Supporters blast suspended fire chief critics


By David Avitabile

Supporters of suspended Middleburgh Fire Chief Brian Devlin backed the embattled leader Monday night with words of encouragement, vows to quit and threats against a village board member.
About 25 people attended Monday night's village board meeting, many of whom spoke against the village board's one-month suspension of Chief Devlin for his alleged role in a fight at the firehouse in October.
The Chief, who declined to meet with board members in executive session after the meeting, will meet with the board Monday to discuss his arrest in July on charges of speeding and driving while intoxicated.
Most of the speakers praised Chief Devlin's role in the response to the August 28 flood and also said the DWI was a personal matter.
Resident Debbie Effner said that years ago, firefighters could be seen drinking at local bars and then would stagger out and go on calls.
"You didn't do anything then," she said. "That's his personal life."
Trustee Matthew Avitabile said board members felt the Chief's conduct in the alleged fight was inappropriate conduct.
Chief Devlin's role after the flood was taken into account and that is why the suspension was a month and not longer.
The DWI arrest also must be acted upon since the Chief was driving a village-owned vehicle, Trustee Avitabile said.
Some speakers did not like the way the village board was acting like "the judge and jury" on the issue, noting that the DWI charge has not been settled in court.
"It's like a lynching," Ms. Effner said.
"If it was me, I'd resign," Trustee Avitabile said if he was in a similar circumstance.
Fire Department member Mike Devlin, Chief Devlin's brother, said no one came to the department to speak with members.
Trustee Avitabile said he spoke to Chief Devlin, fire department member John Shaw and another member as well as three attorneys on the issue.
"I spoke to both sides," he said.
Trustee Tom Gruning supported the board's action.
"Brian is the fire chief" and "should have the leadership skills to avoid a situation like that."
The fight occurred at the fire house after the Fall Festival parade on October 8.
Trustee Gerald Bowman, who voted against the suspension, asked if anyone else was drinking alcohol at the function.
Mr. Shaw said there was no beer in the firehouse, just on the blacktop in front and a nearby tent, but alcohol was involved.
He challenged board members to not respond if someone "throws a punch at you and throws a beer in your face" as has been alleged to have happened that day at the fire house.
Mr. Shaw said the same man, who was later arrested for stealing items from homes after the flood, once punched him in the face when he entered a local bar.
"Hopefully, Matt, he punches you in the face," Mr. Shaw said to Trustee Avitabile.
Trustee Avitabile said Mr. Shaw tried to blackmail him during the informal meeting about Chief Devlin.
Mr. Shaw, according to Trustee Avitabile, said "my reputation would be destroyed" if the issue was not covered up.
Trustee Avitabile asked those in attendance at that meeting to speak if that happened. There was no response from those who attended that meeting.

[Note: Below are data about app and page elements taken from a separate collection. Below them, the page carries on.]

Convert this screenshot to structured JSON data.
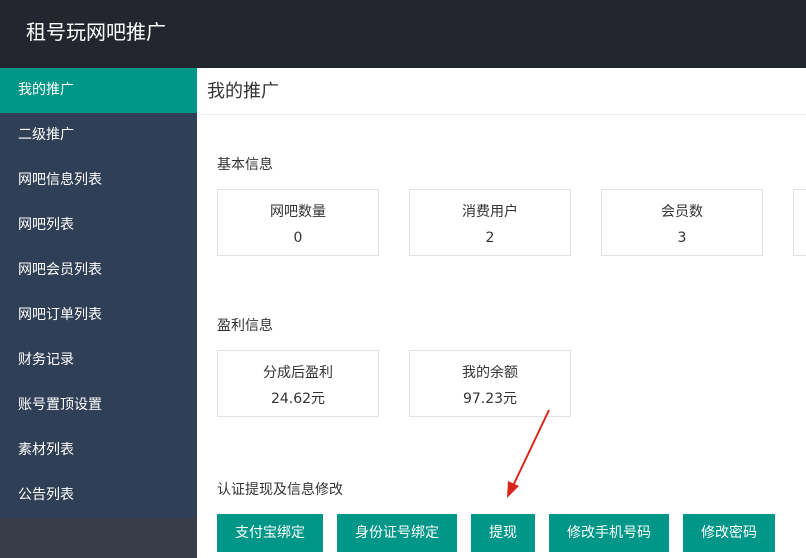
{
  "header": {
    "title": "租号玩网吧推广"
  },
  "sidebar": {
    "items": [
      {
        "label": "我的推广"
      },
      {
        "label": "二级推广"
      },
      {
        "label": "网吧信息列表"
      },
      {
        "label": "网吧列表"
      },
      {
        "label": "网吧会员列表"
      },
      {
        "label": "网吧订单列表"
      },
      {
        "label": "财务记录"
      },
      {
        "label": "账号置顶设置"
      },
      {
        "label": "素材列表"
      },
      {
        "label": "公告列表"
      }
    ]
  },
  "main": {
    "title": "我的推广",
    "basic": {
      "label": "基本信息",
      "cards": [
        {
          "label": "网吧数量",
          "value": "0"
        },
        {
          "label": "消费用户",
          "value": "2"
        },
        {
          "label": "会员数",
          "value": "3"
        }
      ]
    },
    "profit": {
      "label": "盈利信息",
      "cards": [
        {
          "label": "分成后盈利",
          "value": "24.62元"
        },
        {
          "label": "我的余额",
          "value": "97.23元"
        }
      ]
    },
    "actions": {
      "label": "认证提现及信息修改",
      "buttons": [
        {
          "label": "支付宝绑定"
        },
        {
          "label": "身份证号绑定"
        },
        {
          "label": "提现"
        },
        {
          "label": "修改手机号码"
        },
        {
          "label": "修改密码"
        }
      ]
    }
  },
  "colors": {
    "accent": "#009688",
    "sidebar": "#2f4056",
    "header": "#23262e",
    "arrow": "#d9261c"
  }
}
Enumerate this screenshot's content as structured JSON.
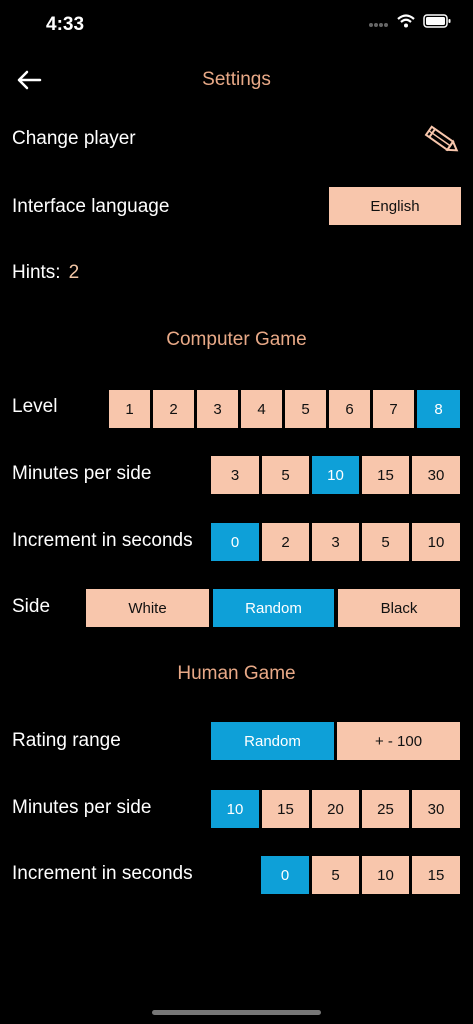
{
  "status": {
    "time": "4:33"
  },
  "header": {
    "title": "Settings"
  },
  "change_player": {
    "label": "Change player"
  },
  "language": {
    "label": "Interface language",
    "value": "English"
  },
  "hints": {
    "label": "Hints:",
    "value": "2"
  },
  "computer_game": {
    "title": "Computer Game",
    "level": {
      "label": "Level",
      "options": [
        "1",
        "2",
        "3",
        "4",
        "5",
        "6",
        "7",
        "8"
      ],
      "selected": "8"
    },
    "minutes": {
      "label": "Minutes per side",
      "options": [
        "3",
        "5",
        "10",
        "15",
        "30"
      ],
      "selected": "10"
    },
    "increment": {
      "label": "Increment in seconds",
      "options": [
        "0",
        "2",
        "3",
        "5",
        "10"
      ],
      "selected": "0"
    },
    "side": {
      "label": "Side",
      "options": [
        "White",
        "Random",
        "Black"
      ],
      "selected": "Random"
    }
  },
  "human_game": {
    "title": "Human Game",
    "rating": {
      "label": "Rating range",
      "options": [
        "Random",
        "+ - 100"
      ],
      "selected": "Random"
    },
    "minutes": {
      "label": "Minutes per side",
      "options": [
        "10",
        "15",
        "20",
        "25",
        "30"
      ],
      "selected": "10"
    },
    "increment": {
      "label": "Increment in seconds",
      "options": [
        "0",
        "5",
        "10",
        "15"
      ],
      "selected": "0"
    }
  },
  "colors": {
    "accent": "#e8a987",
    "button": "#f8c6ac",
    "selected": "#0ea0d8"
  }
}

"Blackmail is unacceptable," Trustee Avitabile said.
Fire Department member Jerry Wayman said the actions by the village board are affecting the members of the department.
"Guys are dropping out," Mr. Wayman said. "The morale's gone. You may as well put a closed sign on the door."
Mike Devlin added, "Why don't we all resign and see what they do then."
Near the end of the discussion, Mr. Shaw tossed his keys on the meeting table and told board member to answer any calls that came in during the night. He then left the hall
He returned a few minutes later and picked up his keys.
Mayor Bill Ansel-McCabe, who voted against the suspension, said the department can take action against its members but the village board has to "police" the chief.
He also questioned why the story was in the Times-Journal after he made a request, before the suspension was finalized, to keep it out.
"The word 'may' included in a publication is not quite right," Mayor Ansel-McCabe said.